NCJ Number
Law Enforcement Technology Volume: 29 Issue: 7 Dated: July 2002 Pages: 66,68-69,70
Donna Rogers
Date Published
July 2002
4 pages
This article discusses radio interoperations and data transmissions that will become available with the licensing of 700-MHz spectrum.

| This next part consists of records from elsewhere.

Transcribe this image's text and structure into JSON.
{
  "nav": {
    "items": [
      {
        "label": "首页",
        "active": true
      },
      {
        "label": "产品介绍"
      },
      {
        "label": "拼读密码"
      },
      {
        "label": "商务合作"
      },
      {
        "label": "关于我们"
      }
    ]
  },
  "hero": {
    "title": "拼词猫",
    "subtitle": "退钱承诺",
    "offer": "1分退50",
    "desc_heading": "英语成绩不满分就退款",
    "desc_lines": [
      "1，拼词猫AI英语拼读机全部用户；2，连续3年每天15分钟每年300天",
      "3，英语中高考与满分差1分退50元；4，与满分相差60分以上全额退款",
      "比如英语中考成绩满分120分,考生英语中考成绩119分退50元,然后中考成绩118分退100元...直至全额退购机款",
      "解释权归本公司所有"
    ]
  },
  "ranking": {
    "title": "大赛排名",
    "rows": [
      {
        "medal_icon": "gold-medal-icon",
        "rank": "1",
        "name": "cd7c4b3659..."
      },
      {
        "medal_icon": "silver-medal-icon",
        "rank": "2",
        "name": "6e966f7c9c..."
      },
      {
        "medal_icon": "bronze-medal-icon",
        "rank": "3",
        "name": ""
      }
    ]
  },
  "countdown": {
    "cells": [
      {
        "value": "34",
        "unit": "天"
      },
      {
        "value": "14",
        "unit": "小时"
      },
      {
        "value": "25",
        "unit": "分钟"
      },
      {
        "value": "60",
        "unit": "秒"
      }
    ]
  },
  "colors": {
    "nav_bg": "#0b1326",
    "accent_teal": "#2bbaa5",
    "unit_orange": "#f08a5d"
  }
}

Public safety operates in 10 different frequency bands. When communication is needed the most during disasters is when it is most likely to break down. Five channels for interoperability were set aside in planning the 800-Mhzband a few years ago. Today this is not enough. When the 700-MHz band becomes available, it will offer 32 channels to ease sorely crowded public safety bandwidth. However, standards need to be put into place and jurisdictions need to apply for licenses. The Public Safety National Coordination Committee (NCC) is using the Internet to discuss long-term solutions with public safety users. The main accomplishment is the adoption of a standard for both narrowband voice and data. The NCC approved the APCO Project 25 standard, which is now called TIA 102. The issue that still needs to be formulated is the wideband data standard, the aspect that sends bandwidth intensive data, such as still images and video, over radio frequencies. The NCC’s Telecommunications Industry Association (TIA) will help draft a standard for operation of wideband channels. The committee is addressing how interoperability channels should be labeled; and the lack of standard language for naming channels, which has caused major confusion during events such as the recent wild fires in California. The committee has maintained that the Federal Communications Commission (FCC) should make consistent labeling mandatory. States have been issued their licenses for 2.4 MHz of spectrum to license as they wish. The only restriction is that they must show the FCC that the use offers substantial service to at least one-third of the population of the State. To apply for the remaining 21.6 MHz, local agencies must join their regional planning committees and apply directly to one of a number of entities offering frequency coordination services. The biggest problem with public safety getting up and running on the 700-MHz band is that UHF TV now occupies it.